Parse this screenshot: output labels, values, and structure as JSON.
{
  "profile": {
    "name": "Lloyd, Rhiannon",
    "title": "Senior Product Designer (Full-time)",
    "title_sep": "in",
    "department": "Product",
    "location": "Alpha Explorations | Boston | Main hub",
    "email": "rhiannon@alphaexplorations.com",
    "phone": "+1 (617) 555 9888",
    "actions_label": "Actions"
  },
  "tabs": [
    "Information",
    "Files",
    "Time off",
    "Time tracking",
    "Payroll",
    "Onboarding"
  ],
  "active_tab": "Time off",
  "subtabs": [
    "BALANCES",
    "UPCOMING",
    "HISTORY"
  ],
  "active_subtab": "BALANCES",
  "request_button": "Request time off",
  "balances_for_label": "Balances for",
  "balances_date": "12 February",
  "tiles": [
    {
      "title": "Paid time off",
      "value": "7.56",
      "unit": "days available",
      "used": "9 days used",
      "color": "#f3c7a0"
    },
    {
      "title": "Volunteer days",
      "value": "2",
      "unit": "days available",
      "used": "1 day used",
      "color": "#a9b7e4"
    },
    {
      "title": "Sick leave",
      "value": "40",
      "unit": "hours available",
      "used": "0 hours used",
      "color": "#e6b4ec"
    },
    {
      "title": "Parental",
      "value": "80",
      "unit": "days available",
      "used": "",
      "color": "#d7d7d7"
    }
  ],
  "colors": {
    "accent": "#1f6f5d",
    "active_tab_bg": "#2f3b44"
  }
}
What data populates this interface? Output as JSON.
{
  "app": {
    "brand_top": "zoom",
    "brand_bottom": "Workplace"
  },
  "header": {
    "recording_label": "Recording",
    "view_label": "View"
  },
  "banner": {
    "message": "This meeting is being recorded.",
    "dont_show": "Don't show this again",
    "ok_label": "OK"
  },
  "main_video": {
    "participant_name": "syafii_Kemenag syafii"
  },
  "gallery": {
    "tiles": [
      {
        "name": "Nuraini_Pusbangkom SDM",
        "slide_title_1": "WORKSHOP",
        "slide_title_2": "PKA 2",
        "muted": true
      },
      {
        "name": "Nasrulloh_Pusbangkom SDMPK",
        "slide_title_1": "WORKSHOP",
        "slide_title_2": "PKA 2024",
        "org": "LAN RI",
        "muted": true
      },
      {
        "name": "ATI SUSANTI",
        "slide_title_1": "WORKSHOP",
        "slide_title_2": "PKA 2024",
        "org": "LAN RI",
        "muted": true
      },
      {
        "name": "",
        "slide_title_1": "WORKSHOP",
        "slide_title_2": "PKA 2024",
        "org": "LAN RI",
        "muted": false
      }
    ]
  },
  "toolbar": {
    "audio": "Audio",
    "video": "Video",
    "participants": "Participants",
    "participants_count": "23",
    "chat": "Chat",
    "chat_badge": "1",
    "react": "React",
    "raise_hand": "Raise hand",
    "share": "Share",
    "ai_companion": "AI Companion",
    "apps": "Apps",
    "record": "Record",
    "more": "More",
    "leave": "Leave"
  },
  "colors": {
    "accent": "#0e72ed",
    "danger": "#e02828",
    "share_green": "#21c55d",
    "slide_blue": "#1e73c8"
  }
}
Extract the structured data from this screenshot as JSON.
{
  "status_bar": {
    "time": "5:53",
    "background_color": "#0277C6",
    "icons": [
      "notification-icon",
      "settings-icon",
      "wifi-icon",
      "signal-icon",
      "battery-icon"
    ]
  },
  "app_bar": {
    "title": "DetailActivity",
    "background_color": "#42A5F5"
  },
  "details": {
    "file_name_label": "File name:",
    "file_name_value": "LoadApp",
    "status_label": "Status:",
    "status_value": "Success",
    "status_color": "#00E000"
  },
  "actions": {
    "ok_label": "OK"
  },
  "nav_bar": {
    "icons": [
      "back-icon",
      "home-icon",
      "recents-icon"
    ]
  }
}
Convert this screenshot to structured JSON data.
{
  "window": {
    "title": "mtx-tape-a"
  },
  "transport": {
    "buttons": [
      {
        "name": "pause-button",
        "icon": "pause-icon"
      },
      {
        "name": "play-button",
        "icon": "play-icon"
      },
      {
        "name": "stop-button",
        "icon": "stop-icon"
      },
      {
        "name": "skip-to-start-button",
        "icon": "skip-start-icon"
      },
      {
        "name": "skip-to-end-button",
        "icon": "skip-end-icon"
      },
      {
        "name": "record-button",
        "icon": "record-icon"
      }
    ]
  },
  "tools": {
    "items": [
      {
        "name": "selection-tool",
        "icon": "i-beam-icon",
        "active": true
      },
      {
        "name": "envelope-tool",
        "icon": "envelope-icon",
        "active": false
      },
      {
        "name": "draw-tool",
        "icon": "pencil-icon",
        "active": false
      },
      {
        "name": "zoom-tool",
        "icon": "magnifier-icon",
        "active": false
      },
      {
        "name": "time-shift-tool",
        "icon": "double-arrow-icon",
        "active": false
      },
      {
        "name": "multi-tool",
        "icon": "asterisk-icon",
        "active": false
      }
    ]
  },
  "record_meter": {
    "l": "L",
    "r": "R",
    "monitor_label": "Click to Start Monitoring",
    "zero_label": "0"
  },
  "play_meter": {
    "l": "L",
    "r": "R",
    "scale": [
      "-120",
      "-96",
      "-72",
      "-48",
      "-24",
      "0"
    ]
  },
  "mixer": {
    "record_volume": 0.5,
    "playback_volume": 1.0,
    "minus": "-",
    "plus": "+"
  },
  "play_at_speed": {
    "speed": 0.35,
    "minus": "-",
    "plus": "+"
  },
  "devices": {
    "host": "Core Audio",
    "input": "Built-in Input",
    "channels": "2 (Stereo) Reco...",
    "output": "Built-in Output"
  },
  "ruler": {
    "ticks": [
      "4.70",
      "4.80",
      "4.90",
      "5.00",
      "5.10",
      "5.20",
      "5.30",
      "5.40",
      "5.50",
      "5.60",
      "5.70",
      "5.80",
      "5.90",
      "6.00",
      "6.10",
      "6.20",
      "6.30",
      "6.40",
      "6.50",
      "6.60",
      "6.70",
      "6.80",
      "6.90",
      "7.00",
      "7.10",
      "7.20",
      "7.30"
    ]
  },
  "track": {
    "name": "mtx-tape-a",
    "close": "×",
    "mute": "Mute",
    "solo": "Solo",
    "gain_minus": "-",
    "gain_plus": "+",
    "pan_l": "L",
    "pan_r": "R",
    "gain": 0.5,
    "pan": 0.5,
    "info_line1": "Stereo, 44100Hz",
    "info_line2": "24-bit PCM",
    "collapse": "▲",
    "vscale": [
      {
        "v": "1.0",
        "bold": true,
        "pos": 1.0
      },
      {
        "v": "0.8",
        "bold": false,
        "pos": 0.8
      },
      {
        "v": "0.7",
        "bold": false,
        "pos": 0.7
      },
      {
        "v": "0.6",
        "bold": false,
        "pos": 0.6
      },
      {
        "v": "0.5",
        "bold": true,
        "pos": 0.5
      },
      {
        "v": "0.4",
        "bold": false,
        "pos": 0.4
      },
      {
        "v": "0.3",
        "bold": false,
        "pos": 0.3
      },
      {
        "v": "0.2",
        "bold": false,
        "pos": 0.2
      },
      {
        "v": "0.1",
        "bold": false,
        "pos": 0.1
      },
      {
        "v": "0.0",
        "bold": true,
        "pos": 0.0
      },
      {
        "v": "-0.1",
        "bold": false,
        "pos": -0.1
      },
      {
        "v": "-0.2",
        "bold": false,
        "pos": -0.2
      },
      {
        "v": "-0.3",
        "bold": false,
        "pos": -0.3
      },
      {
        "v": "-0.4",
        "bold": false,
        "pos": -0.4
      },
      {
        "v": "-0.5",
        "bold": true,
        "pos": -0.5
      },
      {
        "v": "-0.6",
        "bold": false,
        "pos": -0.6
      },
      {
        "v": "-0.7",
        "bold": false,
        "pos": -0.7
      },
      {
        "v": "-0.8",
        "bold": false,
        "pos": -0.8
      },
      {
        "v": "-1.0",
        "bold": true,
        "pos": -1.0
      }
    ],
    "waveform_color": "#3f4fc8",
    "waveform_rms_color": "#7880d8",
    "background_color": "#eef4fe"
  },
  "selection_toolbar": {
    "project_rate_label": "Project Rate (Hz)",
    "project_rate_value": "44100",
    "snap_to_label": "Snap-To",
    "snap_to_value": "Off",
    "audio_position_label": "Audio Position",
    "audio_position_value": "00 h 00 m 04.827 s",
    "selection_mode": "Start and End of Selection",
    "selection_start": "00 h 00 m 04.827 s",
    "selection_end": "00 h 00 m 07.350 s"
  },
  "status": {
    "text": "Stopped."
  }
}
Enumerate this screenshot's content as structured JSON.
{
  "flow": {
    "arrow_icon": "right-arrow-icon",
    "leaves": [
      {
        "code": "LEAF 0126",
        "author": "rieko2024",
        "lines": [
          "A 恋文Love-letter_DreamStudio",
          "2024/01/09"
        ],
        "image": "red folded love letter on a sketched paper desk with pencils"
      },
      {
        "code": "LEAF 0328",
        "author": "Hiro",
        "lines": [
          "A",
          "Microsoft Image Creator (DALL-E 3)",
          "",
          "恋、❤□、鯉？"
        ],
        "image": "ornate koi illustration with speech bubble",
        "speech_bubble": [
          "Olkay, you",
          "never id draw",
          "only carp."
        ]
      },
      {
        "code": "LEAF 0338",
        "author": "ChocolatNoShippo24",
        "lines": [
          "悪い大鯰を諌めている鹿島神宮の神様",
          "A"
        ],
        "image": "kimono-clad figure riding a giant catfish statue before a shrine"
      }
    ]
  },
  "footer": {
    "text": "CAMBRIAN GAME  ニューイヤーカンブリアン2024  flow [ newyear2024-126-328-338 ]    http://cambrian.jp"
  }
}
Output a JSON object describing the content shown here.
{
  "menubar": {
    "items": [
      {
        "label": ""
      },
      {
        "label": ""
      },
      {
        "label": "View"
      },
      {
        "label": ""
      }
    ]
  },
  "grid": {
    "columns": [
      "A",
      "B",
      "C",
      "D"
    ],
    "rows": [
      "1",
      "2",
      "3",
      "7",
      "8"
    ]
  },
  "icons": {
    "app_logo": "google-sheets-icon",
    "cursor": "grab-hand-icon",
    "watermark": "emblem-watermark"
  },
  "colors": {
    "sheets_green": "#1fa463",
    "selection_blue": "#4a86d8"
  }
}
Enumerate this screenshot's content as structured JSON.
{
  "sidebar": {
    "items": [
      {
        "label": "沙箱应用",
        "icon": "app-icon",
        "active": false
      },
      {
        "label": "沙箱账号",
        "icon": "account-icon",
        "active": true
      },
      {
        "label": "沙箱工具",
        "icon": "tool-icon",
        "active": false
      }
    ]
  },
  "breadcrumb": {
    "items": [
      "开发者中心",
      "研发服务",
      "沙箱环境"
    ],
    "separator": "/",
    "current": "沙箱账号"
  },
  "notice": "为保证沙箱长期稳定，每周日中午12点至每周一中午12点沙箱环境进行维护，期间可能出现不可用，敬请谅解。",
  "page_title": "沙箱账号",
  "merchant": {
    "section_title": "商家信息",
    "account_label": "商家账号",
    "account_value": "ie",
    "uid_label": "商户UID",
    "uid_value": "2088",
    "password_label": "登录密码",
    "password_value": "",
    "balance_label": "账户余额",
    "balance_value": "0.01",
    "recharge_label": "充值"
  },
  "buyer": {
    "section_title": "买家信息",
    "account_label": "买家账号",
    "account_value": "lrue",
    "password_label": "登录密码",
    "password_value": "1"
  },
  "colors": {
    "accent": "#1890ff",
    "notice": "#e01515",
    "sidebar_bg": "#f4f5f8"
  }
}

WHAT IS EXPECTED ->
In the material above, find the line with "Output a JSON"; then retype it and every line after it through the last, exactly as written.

SOLUTION FOR THIS TASK ->
Output a JSON object describing the content shown here.
{
  "menubar": {
    "items": [
      {
        "label": ""
      },
      {
        "label": ""
      },
      {
        "label": "View"
      },
      {
        "label": ""
      }
    ]
  },
  "grid": {
    "columns": [
      "A",
      "B",
      "C",
      "D"
    ],
    "rows": [
      "1",
      "2",
      "3",
      "7",
      "8"
    ]
  },
  "icons": {
    "app_logo": "google-sheets-icon",
    "cursor": "grab-hand-icon",
    "watermark": "emblem-watermark"
  },
  "colors": {
    "sheets_green": "#1fa463",
    "selection_blue": "#4a86d8"
  }
}
Enumerate this screenshot's content as structured JSON.
{
  "sidebar": {
    "items": [
      {
        "label": "沙箱应用",
        "icon": "app-icon",
        "active": false
      },
      {
        "label": "沙箱账号",
        "icon": "account-icon",
        "active": true
      },
      {
        "label": "沙箱工具",
        "icon": "tool-icon",
        "active": false
      }
    ]
  },
  "breadcrumb": {
    "items": [
      "开发者中心",
      "研发服务",
      "沙箱环境"
    ],
    "separator": "/",
    "current": "沙箱账号"
  },
  "notice": "为保证沙箱长期稳定，每周日中午12点至每周一中午12点沙箱环境进行维护，期间可能出现不可用，敬请谅解。",
  "page_title": "沙箱账号",
  "merchant": {
    "section_title": "商家信息",
    "account_label": "商家账号",
    "account_value": "ie",
    "uid_label": "商户UID",
    "uid_value": "2088",
    "password_label": "登录密码",
    "password_value": "",
    "balance_label": "账户余额",
    "balance_value": "0.01",
    "recharge_label": "充值"
  },
  "buyer": {
    "section_title": "买家信息",
    "account_label": "买家账号",
    "account_value": "lrue",
    "password_label": "登录密码",
    "password_value": "1"
  },
  "colors": {
    "accent": "#1890ff",
    "notice": "#e01515",
    "sidebar_bg": "#f4f5f8"
  }
}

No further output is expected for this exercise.